Events - Seminars

Developing reservoir systems for therapeutic delivery of biomolecules to a degenerated disc

Location: 
Biosciences Building-Seminar Room
Presenter: 
Doctoral Seminar: Gianluca Fontana
Date: 
2 Dec 2014 - 4:00pm - 5:00pm

Gianluca received his bachelor’s degree in Sanitary Biotechnology in 2006 and his master’s degree in Medical Biotechnology in 2009 from the University of Trieste. In 2009 he came to NUI Galway to pursue a PhD under the supervision of Prof. Abhay Pandit. His research focused on the development of a multimodal strategy that combined cell and gene therapy approaches to trigger regeneration in the nucleus pulposus (NP), a key region of the intervertebral discs. A type II collagen/hyaluronan microgel system was tailored to prime adipose-derived stem cells towards a NP-like phenotype. Moreover, by using type II collagen as building block, a microsphere reservoir system was developed for the delivery of non-viral gene vectors such as polyplexes. The functionalization of 3D microgels with polyplex-loaded microsphere reservoirs allowed for the production of cell factories able to manufacture targeted therapeutic proteins, showing great potential for regenerative therapies of the NP. During his PhD Gianluca has authored three journal articles as first author (Advanced Drug Delivery Reviews, Advanced Healthcare Materials and Bioconjugate Chemistry), has been co-author in three other articles (Biomaterials (2), Molecular Pharmaceutics) and in a book chapter. He has also presented his work at several key conferences.

Supramolecular Peptide Immunomodulators

Location: 
Biosciences Building-Seminar Room
Presenter: 
Professor Joel Collier
Date: 
5 Dec 2014 - 2:00pm - 3:00pm

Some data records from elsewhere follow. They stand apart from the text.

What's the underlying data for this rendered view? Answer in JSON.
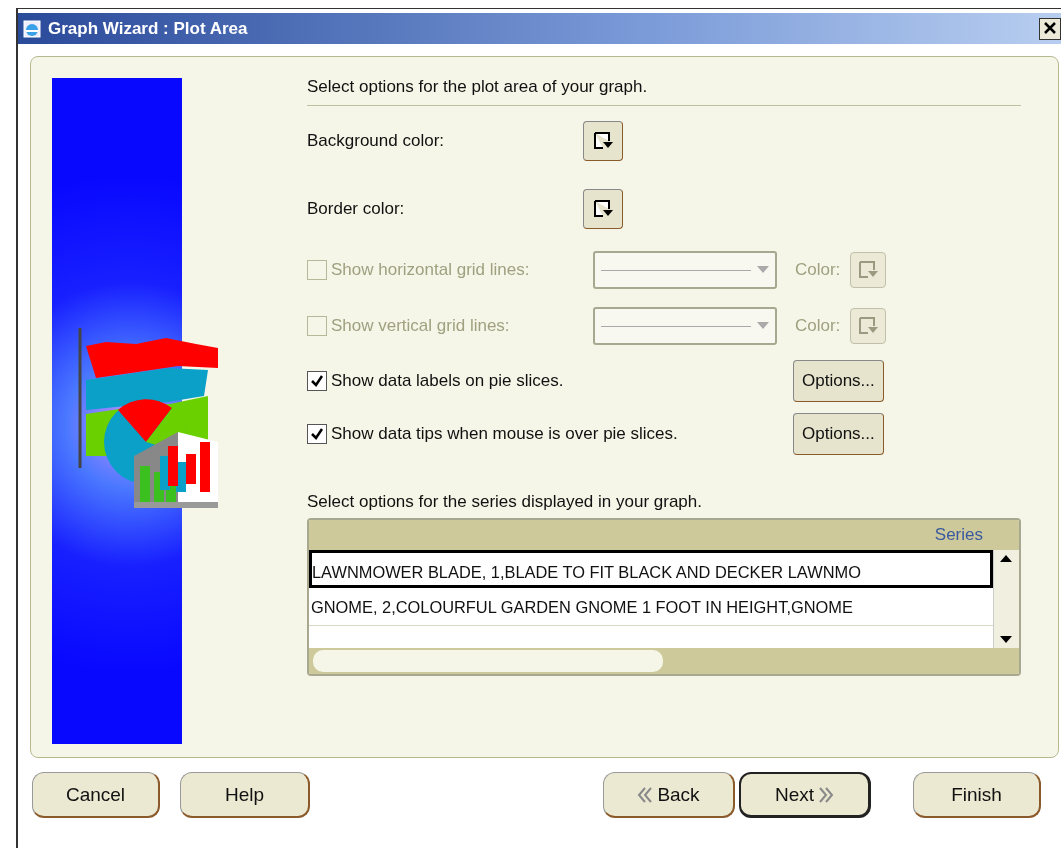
{
  "window": {
    "title": "Graph Wizard : Plot Area"
  },
  "intro": "Select options for the plot area of your graph.",
  "color_options": [
    {
      "label": "Background color:"
    },
    {
      "label": "Border color:"
    }
  ],
  "grid_options": [
    {
      "label": "Show horizontal grid lines:",
      "checked": false,
      "disabled": true,
      "color_label": "Color:"
    },
    {
      "label": "Show vertical grid lines:",
      "checked": false,
      "disabled": true,
      "color_label": "Color:"
    }
  ],
  "label_options": [
    {
      "label": "Show data labels on pie slices.",
      "checked": true,
      "button": "Options..."
    },
    {
      "label": "Show data tips when mouse is over pie slices.",
      "checked": true,
      "button": "Options..."
    }
  ],
  "series_intro": "Select options for the series displayed in your graph.",
  "series_table": {
    "columns": [
      "Series"
    ],
    "rows": [
      {
        "text": "LAWNMOWER BLADE, 1,BLADE TO FIT BLACK AND DECKER LAWNMO",
        "selected": true
      },
      {
        "text": "GNOME, 2,COLOURFUL GARDEN GNOME 1 FOOT IN HEIGHT,GNOME",
        "selected": false
      }
    ]
  },
  "buttons": [
    {
      "label": "Cancel",
      "kind": "plain",
      "default": false
    },
    {
      "label": "Help",
      "kind": "plain",
      "default": false
    },
    {
      "label": "Back",
      "kind": "back",
      "default": false
    },
    {
      "label": "Next",
      "kind": "next",
      "default": true
    },
    {
      "label": "Finish",
      "kind": "plain",
      "default": false
    }
  ]
}
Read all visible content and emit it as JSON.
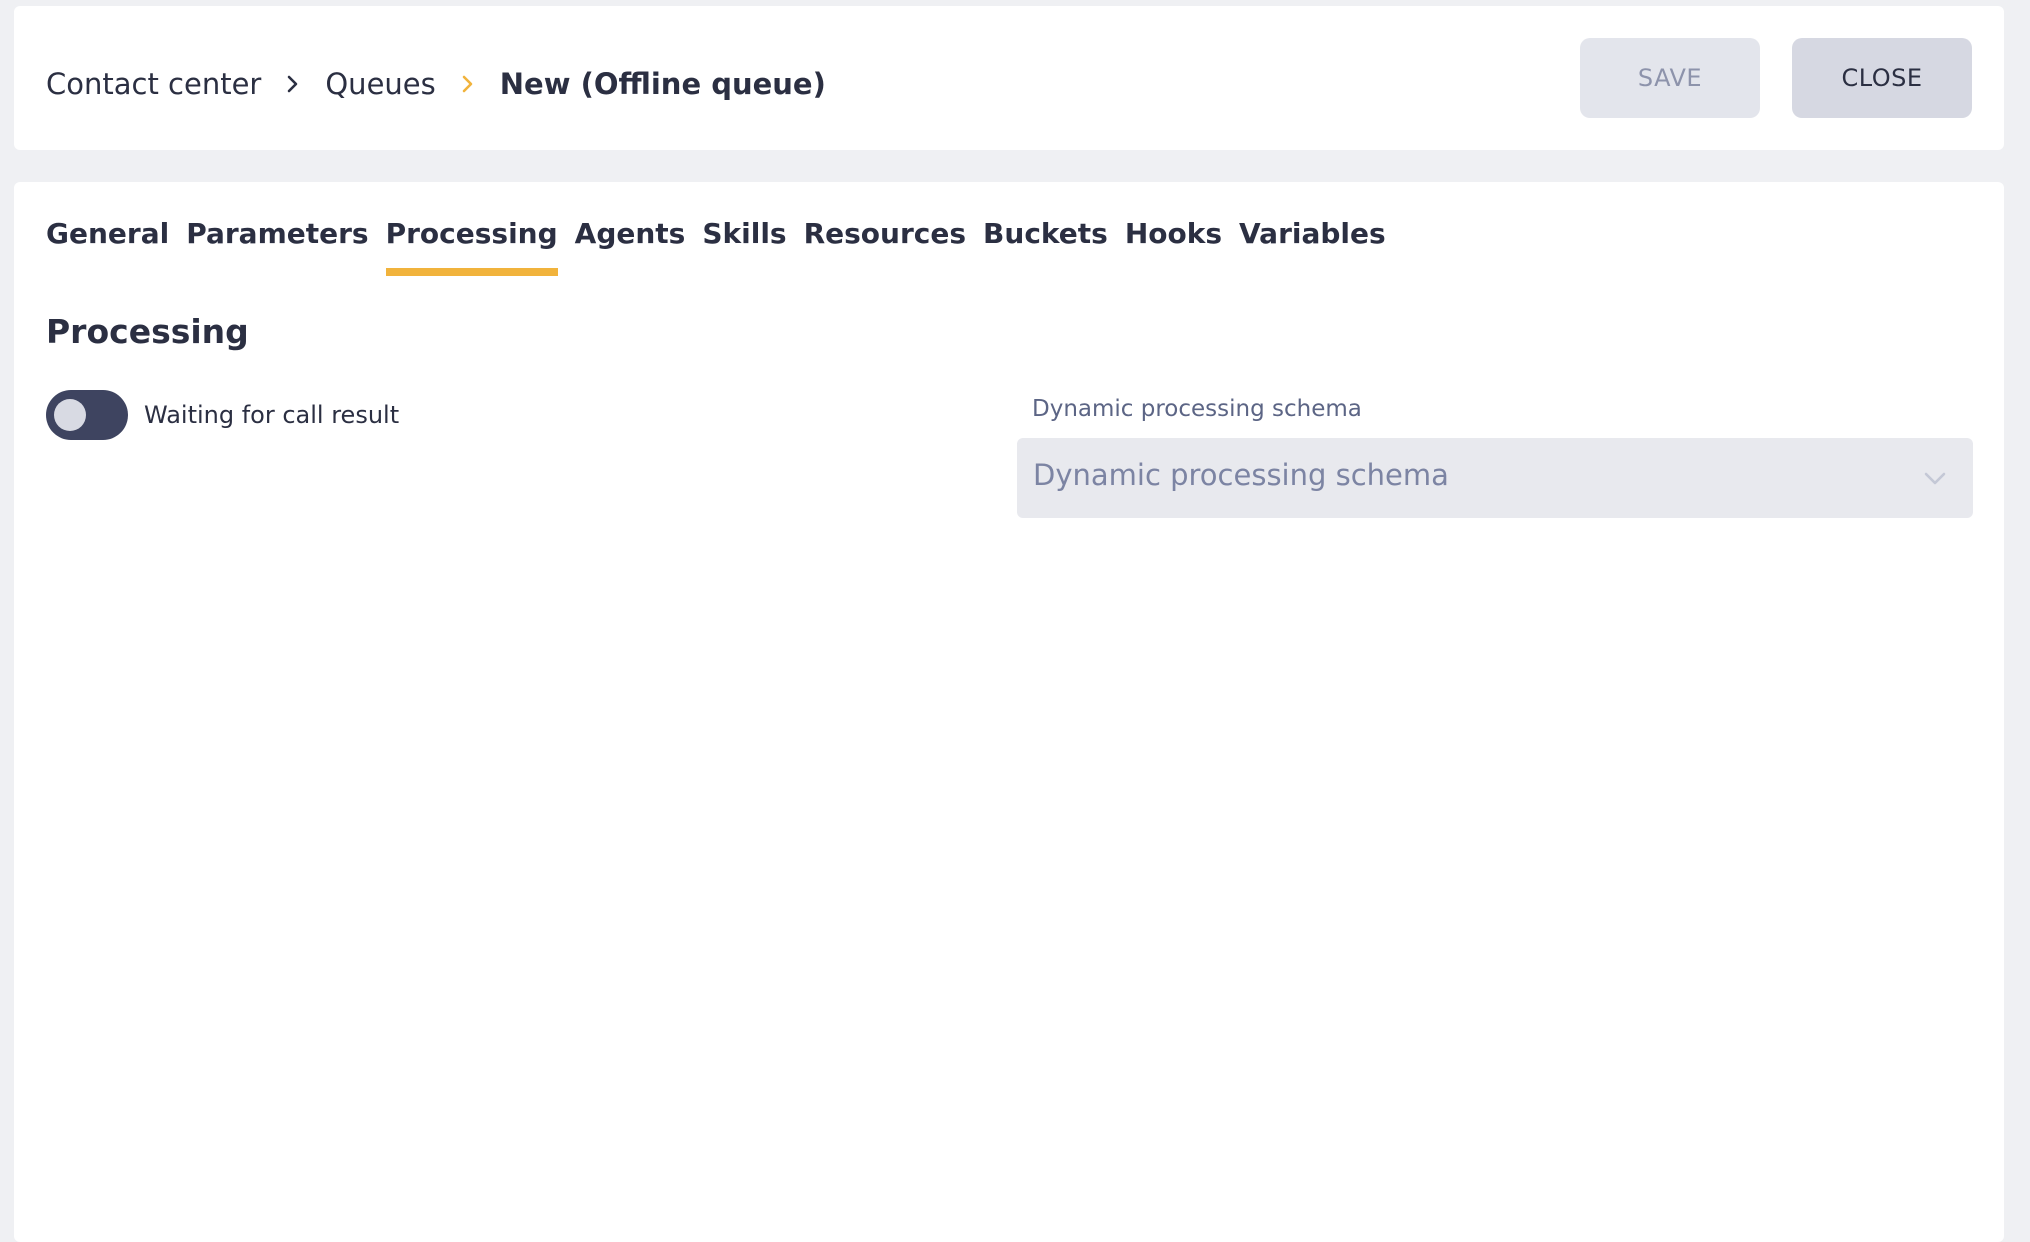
{
  "breadcrumb": {
    "items": [
      "Contact center",
      "Queues"
    ],
    "current": "New (Offline queue)",
    "separator_color": "#2b2f42",
    "active_separator_color": "#f1b33c"
  },
  "header": {
    "save_label": "SAVE",
    "close_label": "CLOSE"
  },
  "tabs": [
    {
      "label": "General",
      "active": false
    },
    {
      "label": "Parameters",
      "active": false
    },
    {
      "label": "Processing",
      "active": true
    },
    {
      "label": "Agents",
      "active": false
    },
    {
      "label": "Skills",
      "active": false
    },
    {
      "label": "Resources",
      "active": false
    },
    {
      "label": "Buckets",
      "active": false
    },
    {
      "label": "Hooks",
      "active": false
    },
    {
      "label": "Variables",
      "active": false
    }
  ],
  "section": {
    "title": "Processing"
  },
  "toggle": {
    "label": "Waiting for call result",
    "checked": false
  },
  "dynamic_schema": {
    "label": "Dynamic processing schema",
    "placeholder": "Dynamic processing schema"
  },
  "colors": {
    "accent": "#f1b33c",
    "text": "#2b2f42",
    "background": "#eff0f3"
  }
}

Dr. Collier’s long-term goals are to design new biomaterials based on self-assembled peptides and proteins, to develop new concepts for controlling the interactions of the immune system with these materials, and to apply these concepts toward diseases currently not treatable with vaccines and immunotherapies. His expertise and interests are well suited to the proposed work owing to his group’s track record in designing peptide-based self-assembling materials and his most recent activity in the adaptive immunology of biomaterials (see publication list and previous funding below). In recent work, the Collier group has designed supramolecular materials for a variety of applications, including 3D cell culture, tissue engineering, and vaccines. The initial designs of the peptides proposed in this application makes use of this expertise and also introduce a new strategy for inducing expressed proteins to self-assemble into self-adjuvanting nanofibers, the -tail system, which is an innovative new line of investigation, both for the Collier group and in the area of supramolecular materials in general.